However, there are strange aspects to the case, including the activities at a nearby mansion, occupied by reclusive Englishman Finchley (Martyn Green), whose confederates mysteriously keep a body in cold storage.
Surprisingly, one of the best things about A Lovely Way to Die is the direction by David Lowell Rich, best remembered for helming innumerable TV-movies, a task he seemingly alternated with John Llewellyn Moxey throughout the 1970s especially. Here, Rich keeps things moving at, by 1968 standards, an almost breathless pace, and his Techniscope compositions (with cinematographer Morris Hantzband) are often striking and the editing Rich supervised is also good, if ultimately for naught. Rich also photographs femme fatale Sylva Koscina, the gorgeous Yugoslavia-born Italian actress best-known for the Steve Reeves Hercules and its sequel, to good effect. The movie may be lousy, but Rich keeps at least the male-half of the audience wide awake with Koscina constantly slipping in and out of something more comfortable.
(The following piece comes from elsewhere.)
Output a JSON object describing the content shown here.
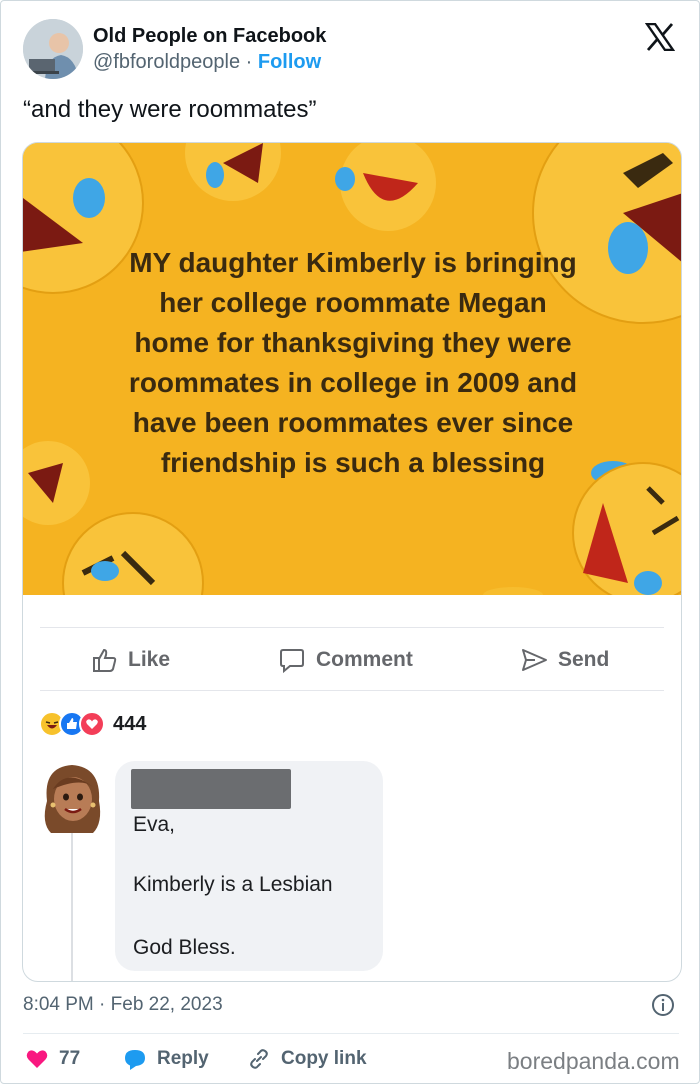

Conversely, while many critics of the time (including Roger Ebert) liked Eli Wallach's good ol' boy country lawyer, I found the very Brooklyn-born Wallach wildly unbelievable, his southern accent particularly phony. Partly the script is to blame: when famed Gilbert & Sullivan performer-director Martyn Green turns up in a rare film role as Finchley, I initially thought he was an American actor speaking with a phony English accent, rather than a genuinely English actor trying to deliver the type of ludicrous dialogue American writers often provide English characters (one almost expects "Pip, pip--cheerio!"). Ultimately, though, none of the characters are believable anyway, as they're all noir types never fleshed-out into anything interesting.
Video & Audio
Universal opted to shoot a lot of its late-‘60s/early-‘70s features in cost-saving Techniscope, hence its appearance here. The video transfer is sharp and bright with decent color, showing the format to best advantage. The DTS-HD Master Audio (mono) is fine for what it is. Optional English subtitles are provided on this region "A" encoded disc.
Supplements are limited to an audio commentary track by Howard S. Berger and Steve Mitchell; and two trailers, one each for the domestic and international markets.
A swing and a miss, A Lovely Way to Die has good points (Rich's direction, Koscina's sex appeal, good cinematography) outweighed by bad ones (the musical score, Wallach's hammy performance, etc.), especially its screenplay, which can't settle on a consistent or even recognizable tone and which is populated by uninteresting, two-dimensional characters. Rent It.
Stuart Galbraith IV is the Kyoto-based film historian currently restoring a 200-year-old Japanese farmhouse.